According to the Investo founders, Cauê Mançanares, Silvio Junqueira and Gabriel Lansac, fintech‘s proposal is to “turn Brazilians into a global investor” through its platform, with products that enable investments abroad in a simplified and low-cost way. Fintech‘s flagship is the Exchange Traded Funds (ETFs), investment funds that represent international companies, traded on the stock exchange, with any brokerage firm and investments starting at BRL 10.
Investo’s entire operation will be carried out on B3, with the offer of products listed on the American stock exchange and made available on the Brazilian stock exchange. Investo expects to end 2021 with twelve ETFs listed on B3 and 200,000 investors in its customer base. Investo already has a partnership with Easynvest by Nubank, Credit Suisse, Inter and Banco Modal.
Investo was founded in March 2020 and over the past year has worked with regulatory bodies in Brazil to structure the operation while negotiating the Seed round with investors.
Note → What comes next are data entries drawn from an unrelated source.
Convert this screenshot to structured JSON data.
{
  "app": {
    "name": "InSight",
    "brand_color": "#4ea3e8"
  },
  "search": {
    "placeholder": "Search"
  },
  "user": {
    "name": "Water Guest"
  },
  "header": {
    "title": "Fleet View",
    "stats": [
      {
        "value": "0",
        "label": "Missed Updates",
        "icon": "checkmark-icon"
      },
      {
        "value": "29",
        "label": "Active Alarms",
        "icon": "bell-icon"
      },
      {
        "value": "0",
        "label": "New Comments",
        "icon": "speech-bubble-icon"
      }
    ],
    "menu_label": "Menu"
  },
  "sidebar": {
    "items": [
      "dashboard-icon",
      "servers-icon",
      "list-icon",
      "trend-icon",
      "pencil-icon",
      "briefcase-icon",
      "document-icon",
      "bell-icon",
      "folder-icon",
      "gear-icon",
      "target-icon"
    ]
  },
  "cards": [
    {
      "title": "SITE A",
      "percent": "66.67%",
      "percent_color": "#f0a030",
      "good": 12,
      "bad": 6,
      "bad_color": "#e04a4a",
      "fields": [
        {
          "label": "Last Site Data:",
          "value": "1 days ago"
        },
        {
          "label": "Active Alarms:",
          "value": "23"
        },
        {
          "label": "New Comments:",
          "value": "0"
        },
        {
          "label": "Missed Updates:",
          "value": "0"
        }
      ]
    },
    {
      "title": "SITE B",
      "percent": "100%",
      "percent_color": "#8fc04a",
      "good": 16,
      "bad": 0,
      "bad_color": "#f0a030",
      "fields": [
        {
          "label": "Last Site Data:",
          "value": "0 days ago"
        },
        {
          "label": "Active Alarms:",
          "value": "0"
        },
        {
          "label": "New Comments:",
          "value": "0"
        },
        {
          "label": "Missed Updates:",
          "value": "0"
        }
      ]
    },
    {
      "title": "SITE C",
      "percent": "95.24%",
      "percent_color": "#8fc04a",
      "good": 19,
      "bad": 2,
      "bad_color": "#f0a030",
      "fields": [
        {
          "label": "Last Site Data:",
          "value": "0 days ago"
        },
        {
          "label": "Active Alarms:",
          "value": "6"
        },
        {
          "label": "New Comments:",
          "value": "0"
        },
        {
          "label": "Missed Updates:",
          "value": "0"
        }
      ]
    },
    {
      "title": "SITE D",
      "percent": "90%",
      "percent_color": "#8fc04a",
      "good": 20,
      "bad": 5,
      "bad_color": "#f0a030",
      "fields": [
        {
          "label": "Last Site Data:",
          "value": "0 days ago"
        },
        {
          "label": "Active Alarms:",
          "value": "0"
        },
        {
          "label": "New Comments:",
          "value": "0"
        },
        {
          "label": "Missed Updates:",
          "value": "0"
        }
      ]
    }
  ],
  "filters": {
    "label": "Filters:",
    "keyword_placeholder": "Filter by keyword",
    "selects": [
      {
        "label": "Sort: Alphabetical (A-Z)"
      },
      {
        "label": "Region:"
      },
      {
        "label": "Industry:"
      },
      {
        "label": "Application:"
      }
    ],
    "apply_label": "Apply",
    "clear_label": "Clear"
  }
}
According to Mançanares, Investo’s CEO, when looking for investors, the company looked for professionals with experience in implementing ETFs in other countries and in the international capital market, adding expertise to the investment.
“The financial market is a sector with strong regulation and requires extreme solidity from companies that decide to operate in the sector. It is not feasible to create a startup and believe that it will be able to provide innovative and quality financial services, it is necessary to have the resilience of processes, staff and infrastructure and this requires investments and a lot of studies”, said Mançanares.